The first “Friday the 13th” (1980) is a trope codifier for the lake-cabin slasher flick, and by definition, trope codifiers lead to a lot of imitators, which have the reputation of being lesser films. “Friday the 13th: Part 2” (1981) lives up (or down, as it were) to that bad reputation. The slasher stuff is fine in this directorial debut from Steve Miner, who would go on to a steady career, mostly in TV. But there are so many missed opportunities in the screenplay by Ron Kurz.
The coronavirus of 2020 is pretty scary, but it’s nothing compared to what theaters scared up in 1995. In addition to “Outbreak,” that year gave us “12 Monkeys,” wherein a virus in 1997 kills off 5 billion people, leading to a post-apocalyptic world where humans live underground in miserable fashion. The film has the grimy production design, stark camera angles and general quirkiness you’d expect from director Terry Gilliam (“Monty Python and the Holy Grail,” “Brazil”), along with a screenplay by David Webb Peoples (“Blade Runner”) and Janet Peoples that’s more confusing than it needs to be.
Ilove the fact that there are still some weekly shows on TV (as opposed to all-in-one seasonal drops), but “Westworld” (Sundays, HBO) is not the ideal show for this format. Then again, even when binged, it’s hard to keep all the characters and their goals straight. Still, after a Season 2 that I found tough to get through, I decided to give Season 3 a chance. And the season premiere, “Parce Domine,” is one of the best episodes of the series to date.
Creator Damon Lindelof has taken the lessons learned on “Lost” – where time-jumping was a sometimes fun, sometimes hoary narrative device – and beautifully applied them to the nine-episode “Watchmen” (2019, HBO), a sequel to the comic/movie of the same name.
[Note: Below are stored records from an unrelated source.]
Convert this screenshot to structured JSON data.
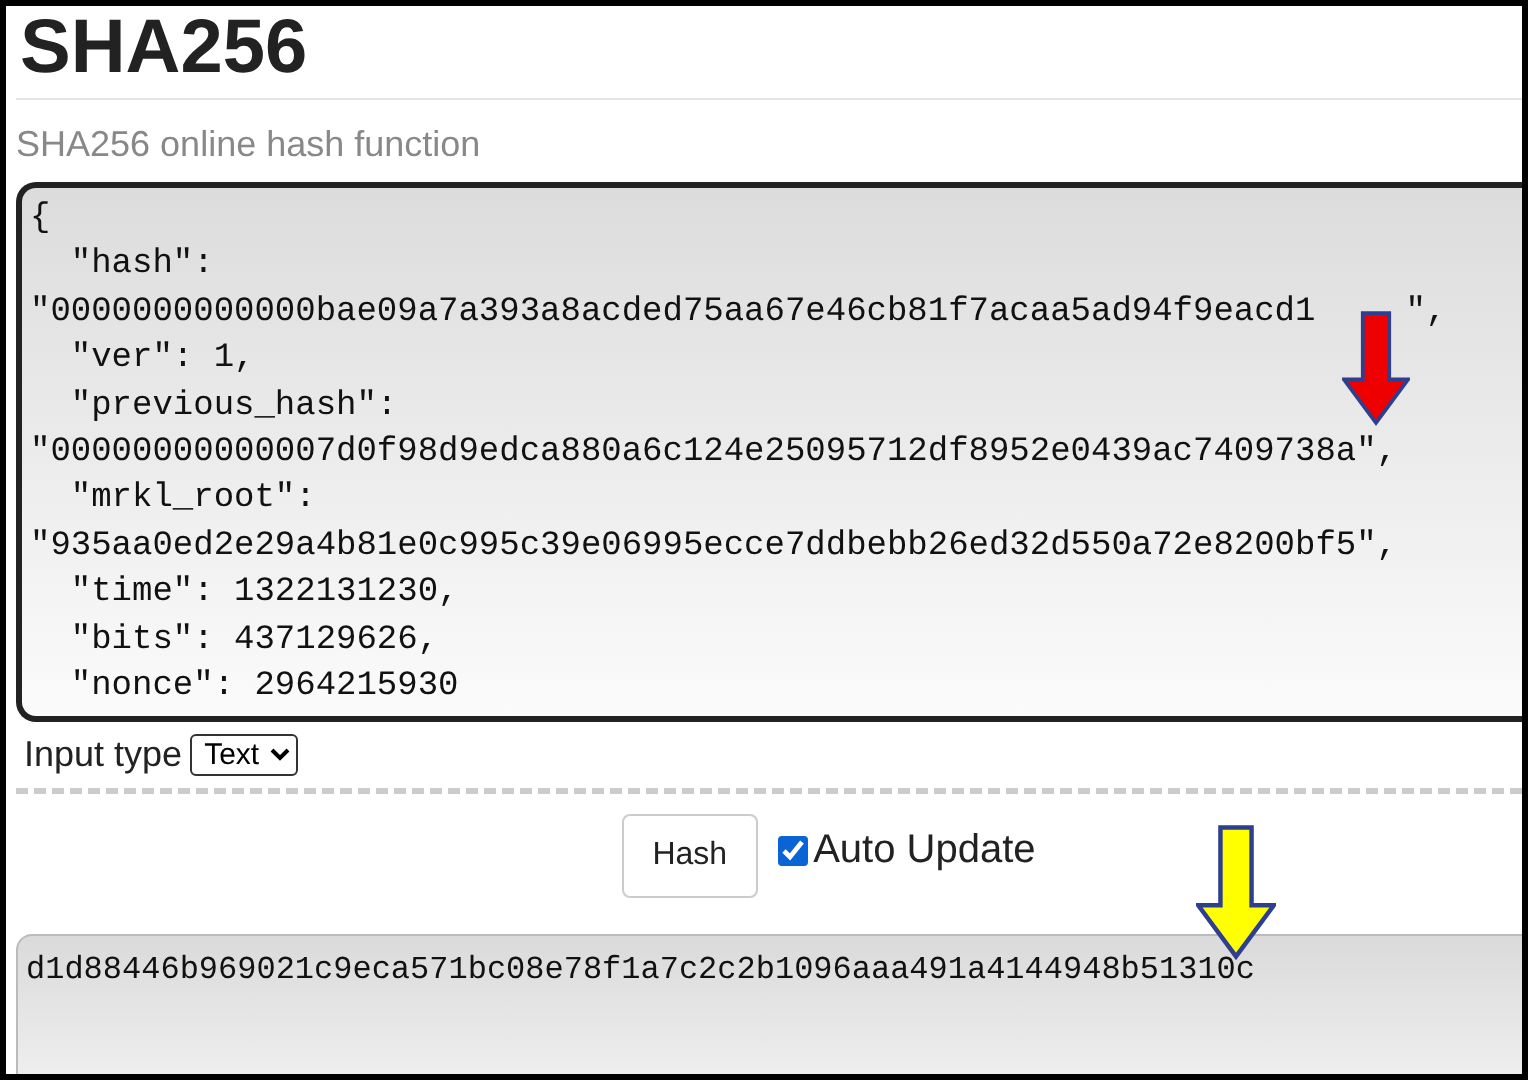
{
  "title": "SHA256",
  "subtitle": "SHA256 online hash function",
  "input": {
    "lines": [
      {
        "text": "{"
      },
      {
        "text": "  \"hash\":"
      },
      {
        "text": "\"0000000000000bae09a7a393a8acded75aa67e46cb81f7acaa5ad94f9eacd1",
        "tail": "\","
      },
      {
        "text": "  \"ver\": 1,"
      },
      {
        "text": "  \"previous_hash\":"
      },
      {
        "text": "\"00000000000007d0f98d9edca880a6c124e25095712df8952e0439ac7409738a\","
      },
      {
        "text": "  \"mrkl_root\":"
      },
      {
        "text": "\"935aa0ed2e29a4b81e0c995c39e06995ecce7ddbebb26ed32d550a72e8200bf5\","
      },
      {
        "text": "  \"time\": 1322131230,"
      },
      {
        "text": "  \"bits\": 437129626,"
      },
      {
        "text": "  \"nonce\": 2964215930"
      }
    ]
  },
  "input_type": {
    "label": "Input type",
    "value": "Text"
  },
  "hash_button": "Hash",
  "auto_update": {
    "label": "Auto Update",
    "checked": true
  },
  "output": "d1d88446b969021c9eca571bc08e78f1a7c2c2b1096aaa491a4144948b51310c"
}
Time is central to the “Watchmen” saga, the primary image of which is a clock counting down to the 1980s nuclear doomsday, especially with Dr. Manhattan existing outside of time as we mere mortals perceive it.
To celebrate our 2,000th post here at Cold Bananas, we’re launching a new weekly series. Frightening Friday will look back at some classics (and not-so-classics) of the horror genre through the years. With today being Friday the 13th, and the slasher touchstone marking its 40th anniversary, we’re starting off with the most appropriate entry …
The “Conjuring” series is unusual among horror franchises in that its core stories come from true events – in this case from the lives of paranormal investigators Lorraine and Ed Warren (Vera Farmiga and Patrick Wilson). Adding outside intrigue is the fact that many people doubt the validity of the supernatural, on which the Warrens made their living. “Annabelle Comes Home” (2019), now on HBO, acknowledges this issue, as the Warrens are the subject of a “Heroes or Hoax?” newspaper report in the wake of the events of “The Conjuring” (2013).
Writer Shane Black, in one of the most assured directing debuts ever, delivers a great modern detective noir while also poking fun at the genre in “Kiss Kiss Bang Bang” (2005). The film marks the last great Val Kilmer performance before his slump and the start of the superstar portion of Robert Downey Jr.’s career. It’s RDJ’s first team-up with Black; they’d join forces again for the underappreciated “Iron Man 3” (2013).
Briarpatch” (Thursdays, USA) is the latest prestige murder-mystery series to clog up modern TV screens, and whether you stick with it after the first two episodes – available for free on the USA app – will depend on your appetite for depressive lead investigators and small-town weirdness. Rosario Dawson, not once cracking a smile, plays Allegra “Pick” Dill, a federal agent on leave who is investigating the car-bomb murder of her younger sister in her hometown of San Bonifacio, Texas.
The formula of using a Philip K. Dick short story as a foundation for an action film had been established by the time director John Woo got around to making “Paycheck” (2003). It’s the earliest PKD story – written in 1952, published in 1953 — to be turned into a film. Writer Dean Georgaris (“Lara Croft: Tomb Raider — The Cradle of Life”) takes the hookiest part of the story – a person sends clues to his future self before his mind-wipe – and builds a fairly engaging mystery-actioner around it.
In Douglas Preston and Lincoln Child’s co-authored debut “Relic” (1995), Agent Pendergast is already established in his career. The same goes for Lt. D’Agosta and other staples of their quarter century of novels. What’s particularly neat about “Old Bones” (August, hardcover) is we see the very first case of FBI Agent Corrie Swanson, whom we first met as a punkish Kansas teen in “Still Life with Crows” (2003).